> **Data records for software interfaces**:
Segment Open

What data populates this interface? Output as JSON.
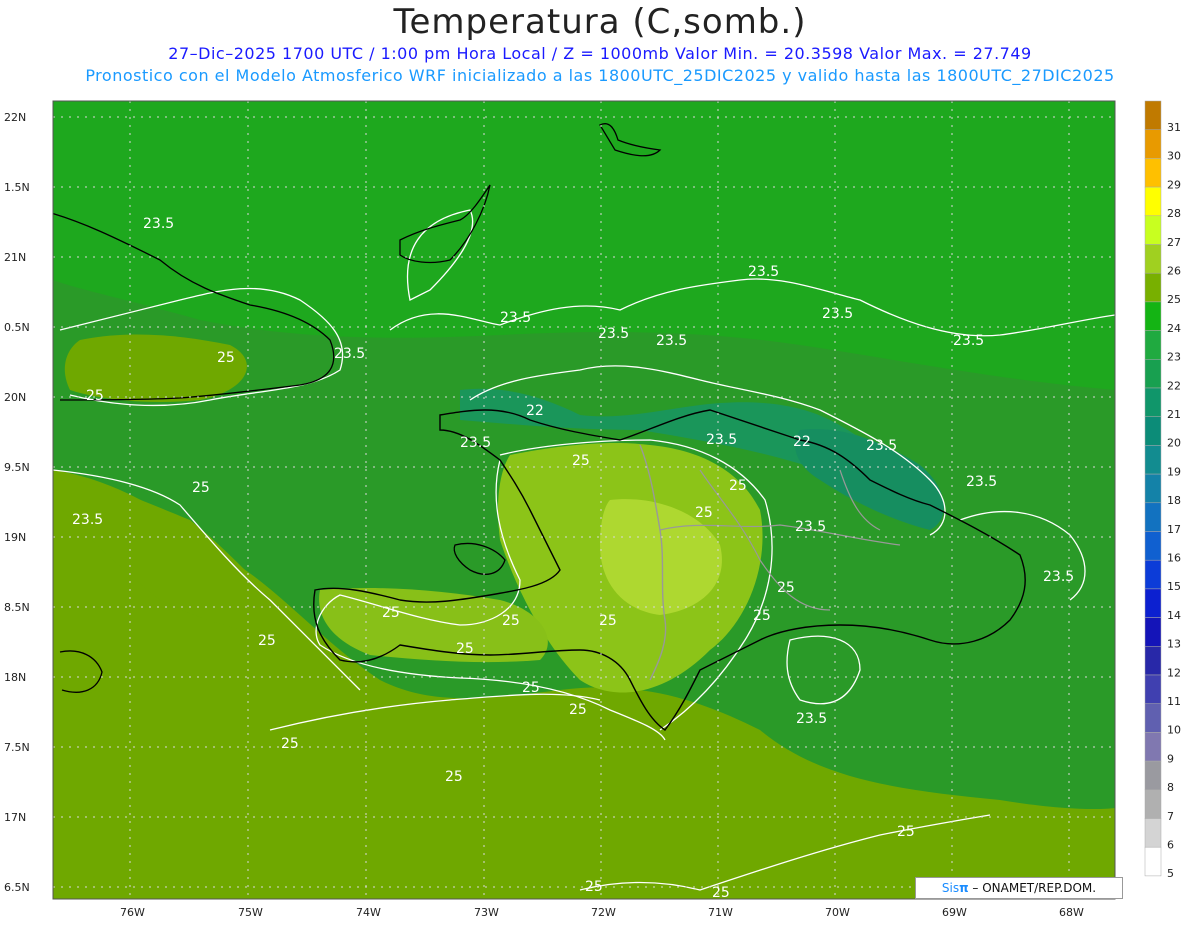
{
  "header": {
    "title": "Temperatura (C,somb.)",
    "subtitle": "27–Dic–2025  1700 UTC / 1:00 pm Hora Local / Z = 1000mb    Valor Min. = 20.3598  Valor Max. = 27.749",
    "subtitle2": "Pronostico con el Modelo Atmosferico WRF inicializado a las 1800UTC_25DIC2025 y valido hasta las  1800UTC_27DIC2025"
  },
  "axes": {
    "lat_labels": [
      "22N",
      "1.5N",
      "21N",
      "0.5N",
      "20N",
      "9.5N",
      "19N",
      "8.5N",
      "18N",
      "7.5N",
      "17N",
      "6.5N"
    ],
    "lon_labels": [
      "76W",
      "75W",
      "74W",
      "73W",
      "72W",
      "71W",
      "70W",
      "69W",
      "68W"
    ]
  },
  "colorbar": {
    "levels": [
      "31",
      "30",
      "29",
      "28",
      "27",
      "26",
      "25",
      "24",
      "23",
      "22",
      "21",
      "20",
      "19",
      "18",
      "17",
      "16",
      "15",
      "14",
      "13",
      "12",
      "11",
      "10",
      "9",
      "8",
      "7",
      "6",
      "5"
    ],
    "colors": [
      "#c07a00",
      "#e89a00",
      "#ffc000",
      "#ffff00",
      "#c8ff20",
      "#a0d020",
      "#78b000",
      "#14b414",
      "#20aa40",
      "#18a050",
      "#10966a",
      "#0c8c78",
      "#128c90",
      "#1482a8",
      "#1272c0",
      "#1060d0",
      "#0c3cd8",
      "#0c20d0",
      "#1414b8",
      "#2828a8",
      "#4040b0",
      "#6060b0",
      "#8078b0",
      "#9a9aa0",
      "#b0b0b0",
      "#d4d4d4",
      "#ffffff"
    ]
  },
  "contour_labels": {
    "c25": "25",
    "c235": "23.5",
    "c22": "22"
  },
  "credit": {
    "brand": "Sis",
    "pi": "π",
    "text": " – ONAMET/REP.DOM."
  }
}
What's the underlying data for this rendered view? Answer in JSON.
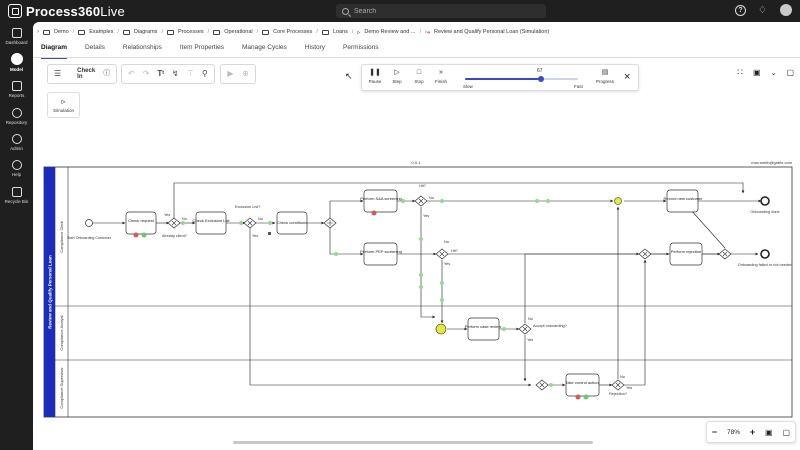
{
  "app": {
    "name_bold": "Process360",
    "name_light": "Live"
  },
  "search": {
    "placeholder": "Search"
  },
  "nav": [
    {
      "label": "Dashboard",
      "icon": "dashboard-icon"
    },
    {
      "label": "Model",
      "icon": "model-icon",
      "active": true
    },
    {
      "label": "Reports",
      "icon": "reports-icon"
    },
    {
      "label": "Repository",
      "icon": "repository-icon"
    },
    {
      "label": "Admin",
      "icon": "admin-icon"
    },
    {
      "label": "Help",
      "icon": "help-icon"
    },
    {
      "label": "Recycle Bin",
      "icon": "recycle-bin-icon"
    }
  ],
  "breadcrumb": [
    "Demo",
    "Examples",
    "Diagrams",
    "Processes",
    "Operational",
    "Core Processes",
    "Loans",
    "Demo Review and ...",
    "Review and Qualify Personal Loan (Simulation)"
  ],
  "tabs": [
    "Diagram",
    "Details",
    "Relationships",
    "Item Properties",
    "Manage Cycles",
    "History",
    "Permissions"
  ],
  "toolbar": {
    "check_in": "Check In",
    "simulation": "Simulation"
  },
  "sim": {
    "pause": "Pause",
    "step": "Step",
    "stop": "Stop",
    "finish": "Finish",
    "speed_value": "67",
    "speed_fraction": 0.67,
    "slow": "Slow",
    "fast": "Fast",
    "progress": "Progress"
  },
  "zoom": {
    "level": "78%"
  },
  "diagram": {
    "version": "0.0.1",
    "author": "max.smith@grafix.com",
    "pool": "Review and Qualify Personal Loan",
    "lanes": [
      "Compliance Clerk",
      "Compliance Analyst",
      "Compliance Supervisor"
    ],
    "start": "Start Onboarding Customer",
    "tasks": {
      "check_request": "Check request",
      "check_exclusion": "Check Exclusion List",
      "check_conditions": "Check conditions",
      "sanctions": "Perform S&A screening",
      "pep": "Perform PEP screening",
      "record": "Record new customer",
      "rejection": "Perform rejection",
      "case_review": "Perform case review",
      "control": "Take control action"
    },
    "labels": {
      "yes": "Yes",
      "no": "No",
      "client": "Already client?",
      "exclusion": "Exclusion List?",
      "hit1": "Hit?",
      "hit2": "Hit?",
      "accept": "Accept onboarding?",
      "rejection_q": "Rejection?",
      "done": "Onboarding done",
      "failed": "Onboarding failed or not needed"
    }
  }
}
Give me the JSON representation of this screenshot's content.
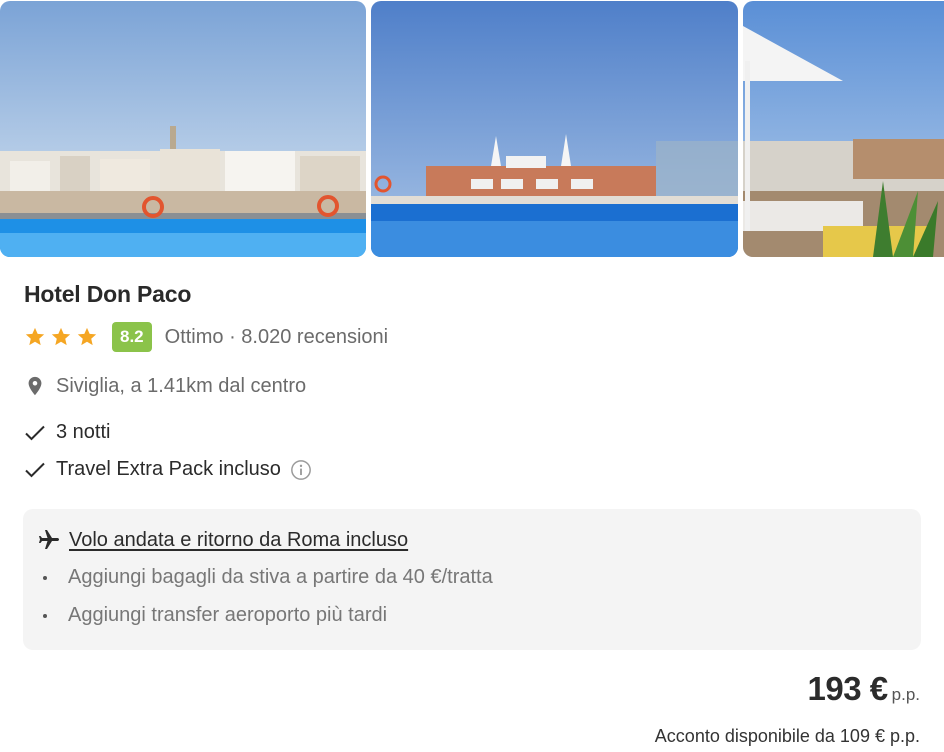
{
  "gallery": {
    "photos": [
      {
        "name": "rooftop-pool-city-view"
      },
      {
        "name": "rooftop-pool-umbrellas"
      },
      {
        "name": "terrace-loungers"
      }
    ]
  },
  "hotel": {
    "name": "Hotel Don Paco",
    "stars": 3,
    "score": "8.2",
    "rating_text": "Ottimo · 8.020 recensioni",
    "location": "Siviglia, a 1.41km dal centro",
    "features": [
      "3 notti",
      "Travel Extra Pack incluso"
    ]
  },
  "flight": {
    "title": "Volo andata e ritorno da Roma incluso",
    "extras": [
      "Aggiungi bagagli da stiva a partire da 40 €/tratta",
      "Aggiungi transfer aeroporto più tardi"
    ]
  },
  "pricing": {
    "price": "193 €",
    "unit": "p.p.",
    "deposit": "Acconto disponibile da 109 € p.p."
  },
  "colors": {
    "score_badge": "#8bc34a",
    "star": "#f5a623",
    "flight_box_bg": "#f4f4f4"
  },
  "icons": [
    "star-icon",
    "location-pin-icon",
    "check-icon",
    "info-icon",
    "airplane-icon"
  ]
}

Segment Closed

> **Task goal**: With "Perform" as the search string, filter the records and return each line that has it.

> **Answer to this exercise**:
      "sanctions": "Perform S&A screening",
      "pep": "Perform PEP screening",
      "rejection": "Perform rejection",
      "case_review": "Perform case review",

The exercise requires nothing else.